In 1958 the Lady Chapel was established as a National Monument, and the first diocesan pilgrimage for the Feast of the Assumption of Our Lady was organised, since becoming an annual event.
Restoration work began in 1959, using closely matching stone from the remains of Rosedale Abbey and building on existing foundations. The slightly larger stones of the original chapel reaching about two metres in height are easily discernible, while those of the original east wall, weathered over the centuries, have remained mostly intact. On the Nativity of the Blessed Virgin Mary, September 8 1961, the rebuilt chapel was re-dedicated by Cardinal William Godfrey, Cardinal Archbishop of Westminster.

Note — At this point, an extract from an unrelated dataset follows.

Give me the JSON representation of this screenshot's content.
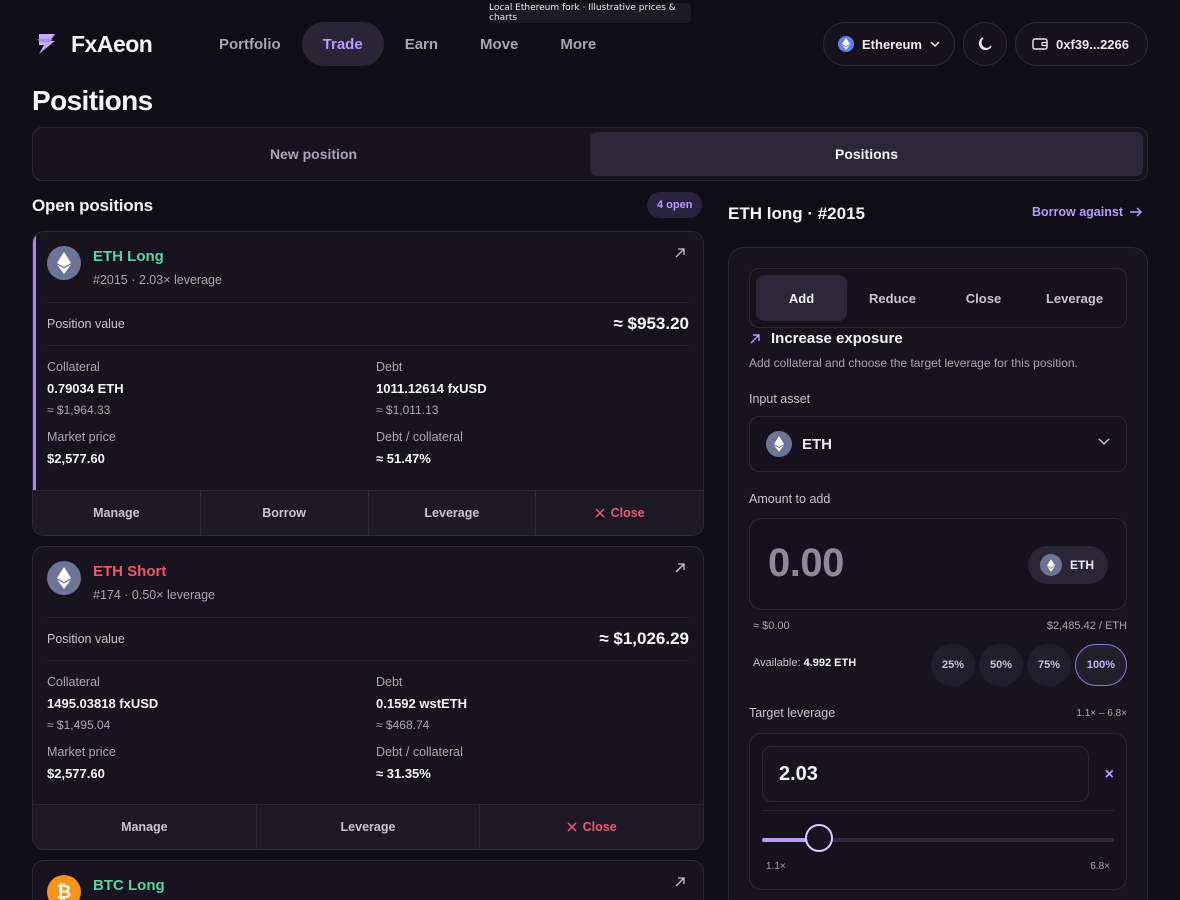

Within the chapel today, a clear focus of devotion is the 17th-century statue of the Madonna and Child given by Lady Eldon. Above the altar hangs a carved wooden crucifix, also a gift of Lady Eldon. Visiting Germany in the early years of Hitler’s regime, she admired it in an antique shop and approached the proprietor. He offered it to her as a free gift, if she could procure his emigration – for he was a Jew. This she duly did. It thus hangs as a reminder of the Holocaust, and as a precious symbol of liberation. The stained glass windows carry the arms of Queen Katharine of Aragon and of the Scrope and Eldon families in whose memorial the chapel stands restored.
Besides the presence of mason’s marks at ground level, there are remnants of inscriptions, initials and prayers of pilgrims, incised into the old stone during penal times. Most common among these are Calvary crosses, associated with pilgrimage to the Holy Land – that is, a cross mounted on two sloping steps, and with or without initials on either flank. Of the earliest to be dated is one on the inside north wall, 1647. Fragments of prayers are also visible, such as “mercy on me”, “to thy cross I flee”, “Son of Mary hear”, along with initials such as IHS, IW and WB. Around the south doorway, on the inside, are incised the names of a man and his wife.
In 1965 the Franciscan Friars returned to Osmotherley to resume their ministry supporting pilgrims to the restored shrine. Under Father Dunstan Baker OFM additional facilities were built to accommodate the growing number of pilgrims, and a window was cut between the chapel and the adjacent barn to provide an extension to the chapel. In 1985 a Blessed Sacrament Chapel was constructed using the footings of the old hermitage with a small cloister connecting it to the barn and the Lady Chapel.
However, in 1994 the friars again had to withdraw due to dwindling numbers and the Bishop of Middlesbrough, The Rt Rev John Crowley, invited Benedictine monks from nearby Ampleforth Abbey to take their place. Monks, assisted by lay volunteers, looked after the buildings and helped care for pilgrims visiting the shrine. It was returned to the Diocese of Middlesbrough’s care in 2013 and is now within the pastoral responsibilities of Saint Mary’s Cathedral, Middlesbrough.
Regular Masses and services take place during the year, with a Vigil Mass being offered at 3pm on Saturdays (fulfilling the Sunday obligation) and on feasts of Our Lady. The chapel remains open at all times, and every day pilgrims come, singly and in groups, to ask Our Lady to intercede for their various intentions.
Mary, Mother of Divine Grace – pray for us!
Our Lady of Mount Grace – pray for us!